During the off-season, Dante and I both have things to fix.  In terms of me, I am working hard on improving my dressage position, particularly my hands and lower legs. My hands like to live in my lap and my lower legs likes to do their best water-skiing impression. To help, I have dropped my stirrups while doing any and all flat work, starting the week of Thanksgiving and going through the end of December. I still intend on riding a bit without stirrups in January as well, but I need to start picking up my stirrups that month. I find it more difficult to ride with stirrups than without at this point, so I need to be sure to practice not bracing against them at the trot.
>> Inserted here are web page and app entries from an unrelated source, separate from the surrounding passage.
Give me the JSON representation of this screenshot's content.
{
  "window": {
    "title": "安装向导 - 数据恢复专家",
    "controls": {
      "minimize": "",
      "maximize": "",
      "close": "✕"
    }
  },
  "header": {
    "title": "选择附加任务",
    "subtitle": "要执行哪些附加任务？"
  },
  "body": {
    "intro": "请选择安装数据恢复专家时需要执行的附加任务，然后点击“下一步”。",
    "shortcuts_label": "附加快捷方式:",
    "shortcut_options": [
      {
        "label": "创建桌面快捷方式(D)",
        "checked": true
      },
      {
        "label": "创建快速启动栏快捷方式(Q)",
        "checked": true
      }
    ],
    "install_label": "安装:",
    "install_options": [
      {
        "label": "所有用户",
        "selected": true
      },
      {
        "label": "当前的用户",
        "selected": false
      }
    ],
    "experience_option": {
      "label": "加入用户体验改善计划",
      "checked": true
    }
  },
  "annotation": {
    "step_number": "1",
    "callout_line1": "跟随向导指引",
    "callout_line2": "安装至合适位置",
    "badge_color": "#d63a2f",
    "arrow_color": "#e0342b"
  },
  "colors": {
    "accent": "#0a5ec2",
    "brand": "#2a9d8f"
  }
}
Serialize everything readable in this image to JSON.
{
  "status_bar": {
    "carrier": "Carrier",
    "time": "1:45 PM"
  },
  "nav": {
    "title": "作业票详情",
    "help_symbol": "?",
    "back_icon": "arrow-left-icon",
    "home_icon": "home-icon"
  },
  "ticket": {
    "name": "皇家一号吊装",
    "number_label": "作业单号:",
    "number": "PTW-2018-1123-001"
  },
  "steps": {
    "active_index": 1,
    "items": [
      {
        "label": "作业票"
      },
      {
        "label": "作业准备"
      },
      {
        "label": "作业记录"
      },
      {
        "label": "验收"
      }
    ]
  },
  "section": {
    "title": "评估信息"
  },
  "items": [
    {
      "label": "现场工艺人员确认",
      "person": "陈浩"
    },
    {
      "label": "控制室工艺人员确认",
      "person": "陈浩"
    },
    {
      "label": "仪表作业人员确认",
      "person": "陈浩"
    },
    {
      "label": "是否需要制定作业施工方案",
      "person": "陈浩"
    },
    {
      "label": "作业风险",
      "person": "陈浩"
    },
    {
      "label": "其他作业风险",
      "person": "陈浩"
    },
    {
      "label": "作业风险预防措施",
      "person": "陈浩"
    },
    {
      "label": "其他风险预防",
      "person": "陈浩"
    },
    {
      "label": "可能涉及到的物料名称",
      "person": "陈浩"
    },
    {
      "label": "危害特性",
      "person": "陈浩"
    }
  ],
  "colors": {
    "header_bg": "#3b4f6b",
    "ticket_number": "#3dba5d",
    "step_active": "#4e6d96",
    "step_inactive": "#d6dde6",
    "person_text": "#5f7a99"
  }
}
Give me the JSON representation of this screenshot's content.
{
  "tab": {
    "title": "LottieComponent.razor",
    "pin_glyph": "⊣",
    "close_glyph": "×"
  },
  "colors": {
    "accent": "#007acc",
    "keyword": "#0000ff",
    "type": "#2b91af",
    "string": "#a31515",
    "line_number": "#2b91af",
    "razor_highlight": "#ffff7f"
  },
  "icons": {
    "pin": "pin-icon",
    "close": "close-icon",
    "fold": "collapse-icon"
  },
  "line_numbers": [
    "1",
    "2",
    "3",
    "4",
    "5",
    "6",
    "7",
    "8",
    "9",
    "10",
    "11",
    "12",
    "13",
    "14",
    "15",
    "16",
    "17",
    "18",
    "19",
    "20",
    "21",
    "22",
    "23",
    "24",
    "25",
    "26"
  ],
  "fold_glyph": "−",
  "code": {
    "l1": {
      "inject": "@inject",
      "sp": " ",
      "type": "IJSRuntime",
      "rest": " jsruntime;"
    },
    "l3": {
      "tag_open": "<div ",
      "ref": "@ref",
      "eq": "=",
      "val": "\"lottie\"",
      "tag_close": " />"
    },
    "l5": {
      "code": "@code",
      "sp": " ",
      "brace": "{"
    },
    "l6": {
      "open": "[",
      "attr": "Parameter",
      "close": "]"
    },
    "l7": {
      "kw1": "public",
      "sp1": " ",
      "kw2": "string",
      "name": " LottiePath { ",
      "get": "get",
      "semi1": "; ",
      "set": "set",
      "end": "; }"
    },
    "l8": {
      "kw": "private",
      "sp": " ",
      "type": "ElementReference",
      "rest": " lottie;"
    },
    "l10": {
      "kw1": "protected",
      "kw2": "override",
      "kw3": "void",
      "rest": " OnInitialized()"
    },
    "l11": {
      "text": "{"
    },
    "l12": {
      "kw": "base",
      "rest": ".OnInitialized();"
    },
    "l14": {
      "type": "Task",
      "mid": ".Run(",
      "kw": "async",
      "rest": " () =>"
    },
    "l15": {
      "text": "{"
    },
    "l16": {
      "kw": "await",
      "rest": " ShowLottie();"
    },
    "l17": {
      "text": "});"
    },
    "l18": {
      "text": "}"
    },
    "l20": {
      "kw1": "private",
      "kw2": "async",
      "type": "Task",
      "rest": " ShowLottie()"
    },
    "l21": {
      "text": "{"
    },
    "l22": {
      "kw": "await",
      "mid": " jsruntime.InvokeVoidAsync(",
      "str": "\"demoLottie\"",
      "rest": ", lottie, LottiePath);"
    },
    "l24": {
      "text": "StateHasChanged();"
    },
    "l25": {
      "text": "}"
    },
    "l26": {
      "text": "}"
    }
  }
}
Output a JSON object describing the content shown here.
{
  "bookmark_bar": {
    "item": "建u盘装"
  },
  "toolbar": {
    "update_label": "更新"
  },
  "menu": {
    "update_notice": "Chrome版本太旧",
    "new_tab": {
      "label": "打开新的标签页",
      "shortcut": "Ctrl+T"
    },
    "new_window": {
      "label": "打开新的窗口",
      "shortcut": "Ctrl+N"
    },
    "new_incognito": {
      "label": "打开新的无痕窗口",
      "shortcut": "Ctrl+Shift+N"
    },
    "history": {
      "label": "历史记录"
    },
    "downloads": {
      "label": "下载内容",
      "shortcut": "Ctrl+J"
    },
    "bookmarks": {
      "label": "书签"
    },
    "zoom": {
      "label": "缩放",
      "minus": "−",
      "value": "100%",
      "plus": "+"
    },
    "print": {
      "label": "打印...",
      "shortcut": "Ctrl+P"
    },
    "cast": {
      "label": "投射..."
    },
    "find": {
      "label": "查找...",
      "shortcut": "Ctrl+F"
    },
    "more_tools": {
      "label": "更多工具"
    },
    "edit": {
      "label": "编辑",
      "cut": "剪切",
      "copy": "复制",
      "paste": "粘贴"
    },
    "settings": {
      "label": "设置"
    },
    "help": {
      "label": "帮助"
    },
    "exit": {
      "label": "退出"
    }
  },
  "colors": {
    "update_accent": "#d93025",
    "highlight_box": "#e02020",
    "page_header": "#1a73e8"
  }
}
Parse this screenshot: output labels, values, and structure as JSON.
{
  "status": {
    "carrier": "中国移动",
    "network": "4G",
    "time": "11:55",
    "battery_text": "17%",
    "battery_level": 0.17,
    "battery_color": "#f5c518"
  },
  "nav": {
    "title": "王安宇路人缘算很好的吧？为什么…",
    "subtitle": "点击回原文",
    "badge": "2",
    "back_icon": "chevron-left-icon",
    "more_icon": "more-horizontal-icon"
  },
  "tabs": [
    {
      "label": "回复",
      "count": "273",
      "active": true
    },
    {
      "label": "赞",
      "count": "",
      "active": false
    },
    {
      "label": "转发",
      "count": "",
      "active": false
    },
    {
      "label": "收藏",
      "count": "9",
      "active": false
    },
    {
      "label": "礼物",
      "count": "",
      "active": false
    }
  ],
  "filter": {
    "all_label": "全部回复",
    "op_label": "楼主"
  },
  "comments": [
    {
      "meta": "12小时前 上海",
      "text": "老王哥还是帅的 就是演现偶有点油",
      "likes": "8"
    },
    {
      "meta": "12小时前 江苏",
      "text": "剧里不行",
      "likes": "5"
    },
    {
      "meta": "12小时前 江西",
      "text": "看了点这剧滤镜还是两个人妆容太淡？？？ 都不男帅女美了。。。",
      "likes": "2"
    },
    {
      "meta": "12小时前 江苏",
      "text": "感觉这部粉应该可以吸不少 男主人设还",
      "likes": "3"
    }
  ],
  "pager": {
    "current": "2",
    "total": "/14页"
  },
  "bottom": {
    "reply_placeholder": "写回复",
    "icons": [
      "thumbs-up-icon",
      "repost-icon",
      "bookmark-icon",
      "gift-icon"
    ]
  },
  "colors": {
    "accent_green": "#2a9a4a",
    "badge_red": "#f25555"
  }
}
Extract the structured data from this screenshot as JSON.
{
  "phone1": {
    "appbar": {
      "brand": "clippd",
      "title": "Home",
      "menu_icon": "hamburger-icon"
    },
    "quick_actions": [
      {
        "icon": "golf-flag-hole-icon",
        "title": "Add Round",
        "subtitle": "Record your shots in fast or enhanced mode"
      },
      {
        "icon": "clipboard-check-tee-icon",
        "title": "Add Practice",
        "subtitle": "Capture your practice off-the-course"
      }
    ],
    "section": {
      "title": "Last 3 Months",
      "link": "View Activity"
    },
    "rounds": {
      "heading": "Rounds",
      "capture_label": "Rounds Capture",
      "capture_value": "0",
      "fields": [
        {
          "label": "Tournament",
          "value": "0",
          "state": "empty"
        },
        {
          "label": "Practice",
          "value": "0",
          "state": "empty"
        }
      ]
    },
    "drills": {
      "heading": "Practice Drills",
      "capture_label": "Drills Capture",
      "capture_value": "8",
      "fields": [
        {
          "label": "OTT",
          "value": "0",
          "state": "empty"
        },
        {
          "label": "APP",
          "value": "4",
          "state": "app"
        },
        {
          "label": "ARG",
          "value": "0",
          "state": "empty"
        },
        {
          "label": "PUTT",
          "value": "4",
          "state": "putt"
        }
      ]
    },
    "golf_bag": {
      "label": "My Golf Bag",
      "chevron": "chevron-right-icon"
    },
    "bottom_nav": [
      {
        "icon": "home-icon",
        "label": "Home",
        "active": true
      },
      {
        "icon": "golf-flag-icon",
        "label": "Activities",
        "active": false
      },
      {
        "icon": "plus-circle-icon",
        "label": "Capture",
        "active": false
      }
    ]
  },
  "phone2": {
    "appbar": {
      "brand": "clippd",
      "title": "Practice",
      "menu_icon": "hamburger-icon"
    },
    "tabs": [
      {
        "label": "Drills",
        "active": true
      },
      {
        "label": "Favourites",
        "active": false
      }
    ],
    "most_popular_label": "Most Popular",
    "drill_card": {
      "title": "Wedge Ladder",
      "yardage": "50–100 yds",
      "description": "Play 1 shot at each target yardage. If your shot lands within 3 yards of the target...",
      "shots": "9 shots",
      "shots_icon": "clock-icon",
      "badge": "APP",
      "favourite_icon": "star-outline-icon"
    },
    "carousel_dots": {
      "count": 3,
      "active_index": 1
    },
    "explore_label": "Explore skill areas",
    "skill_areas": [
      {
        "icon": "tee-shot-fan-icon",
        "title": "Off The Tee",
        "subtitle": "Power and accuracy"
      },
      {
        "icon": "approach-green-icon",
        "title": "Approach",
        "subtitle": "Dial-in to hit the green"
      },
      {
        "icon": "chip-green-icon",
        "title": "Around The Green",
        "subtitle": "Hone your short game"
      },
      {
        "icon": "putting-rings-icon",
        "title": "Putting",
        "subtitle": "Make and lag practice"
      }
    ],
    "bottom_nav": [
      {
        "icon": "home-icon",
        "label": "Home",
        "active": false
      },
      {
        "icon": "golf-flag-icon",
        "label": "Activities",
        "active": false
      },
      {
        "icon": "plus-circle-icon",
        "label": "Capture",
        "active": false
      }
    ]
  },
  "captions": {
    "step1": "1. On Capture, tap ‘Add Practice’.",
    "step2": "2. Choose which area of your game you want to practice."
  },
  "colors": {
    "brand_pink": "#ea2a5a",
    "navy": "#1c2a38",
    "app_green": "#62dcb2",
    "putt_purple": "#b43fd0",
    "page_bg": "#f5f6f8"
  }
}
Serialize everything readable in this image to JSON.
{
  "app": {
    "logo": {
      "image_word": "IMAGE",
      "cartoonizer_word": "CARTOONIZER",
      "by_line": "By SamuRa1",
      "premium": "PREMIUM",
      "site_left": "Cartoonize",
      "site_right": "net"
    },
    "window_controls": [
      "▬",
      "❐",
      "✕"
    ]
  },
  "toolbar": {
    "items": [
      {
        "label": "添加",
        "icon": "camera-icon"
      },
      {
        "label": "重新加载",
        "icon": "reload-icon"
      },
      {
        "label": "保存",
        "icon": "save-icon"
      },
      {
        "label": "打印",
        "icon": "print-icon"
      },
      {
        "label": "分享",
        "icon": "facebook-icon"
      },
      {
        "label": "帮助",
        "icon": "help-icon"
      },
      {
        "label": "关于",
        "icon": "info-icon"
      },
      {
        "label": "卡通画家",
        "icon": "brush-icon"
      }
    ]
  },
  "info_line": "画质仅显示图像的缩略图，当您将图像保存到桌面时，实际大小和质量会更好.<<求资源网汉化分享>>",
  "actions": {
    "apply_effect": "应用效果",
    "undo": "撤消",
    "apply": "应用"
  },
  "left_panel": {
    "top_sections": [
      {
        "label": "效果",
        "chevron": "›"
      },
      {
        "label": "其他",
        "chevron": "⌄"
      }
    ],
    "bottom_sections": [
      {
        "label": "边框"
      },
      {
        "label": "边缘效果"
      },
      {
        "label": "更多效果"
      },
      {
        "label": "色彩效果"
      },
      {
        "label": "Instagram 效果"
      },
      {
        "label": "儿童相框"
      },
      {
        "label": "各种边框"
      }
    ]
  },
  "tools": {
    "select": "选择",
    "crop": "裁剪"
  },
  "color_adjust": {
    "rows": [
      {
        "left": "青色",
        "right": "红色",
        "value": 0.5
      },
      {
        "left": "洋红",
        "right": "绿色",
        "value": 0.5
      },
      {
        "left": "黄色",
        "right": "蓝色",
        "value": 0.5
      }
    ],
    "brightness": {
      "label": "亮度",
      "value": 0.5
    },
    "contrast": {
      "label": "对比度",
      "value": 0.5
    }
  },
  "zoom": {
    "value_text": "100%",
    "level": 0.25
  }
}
Dante is becoming confirmed in half-pass at both the canter and trot. It is more difficult for him to half-pass from left to right, especially at the trot. Each day we practice a little bit and try to get him to step under his body a bit more with his left hind, something that has always been a bit tougher for him. His half-pass from right to left is quite good and doesn't need much repetition at this point. His lead changes came extremely easily, and we work a little bit each day on him not anticipating the change, and keeping straight through them. We also have been practicing our turn on the haunches at the walk, trying to keep him moving his inside hind instead of merely pivoting on it. It improves every day. 

We also have been revamping the way Dante goes between fences. I used to let him canter around however he wanted so long as I felt we had a good pace. However, I learned at Greenwood that when I do that and he gets excited, he ignores me and does his best impression of a motorbike around the turns, leaving us with awkward spots and a bad canter. Since then, we have been really working on staying round and soft in the mouth between the fences, and his canter has improved immensely. In the past week, his understanding of what I want has improved drastically and he has become incredibly responsive to my aids.

Similarly, Dante has always liked to do his best Zoolander impression and refuse to turn right in any manner that is conducive to jumping. When asked to turn right, he basically turned into a board, flung his head a bit, and cut the turn as sharp and fast as he could. Doesn't really work well for bending lines or roll backs. The week of Thanksgiving we introduced ten meter circles after every jump where there was a right-handed turn or bending line. Within two jump sessions, Dante had figured out what I wanted and has been getting better and better at staying soft and bending through right turns. 

Of course, with all the changes in his canter, I started missing a bit to the fences. I don't have a natural eye for a spot, but I do have a decent learned eye. Unfortunately, whenever the canter changes, I tend to have to 'relearn' my eye. Also, because Dante is more responsive to my aids, particularly my half halts, I am having to learn to be softer with my hands. So we have been jumping more frequently than normal, but with lower heights and less fences overall, to help develop my new eye. 

I am so excited about these changes in Dante and myself. I can't wait to show them off at a show after we bring it all together. First up though, XC schooling at Greenwood the weekend of January 7th, Jean Moyer dressage clinic the weekend of the 14th, and then leaving for Rocking Horse the weekend of the 21st!

(The Spanish Moss of Rocking Horse, where we'll be at the end of January!)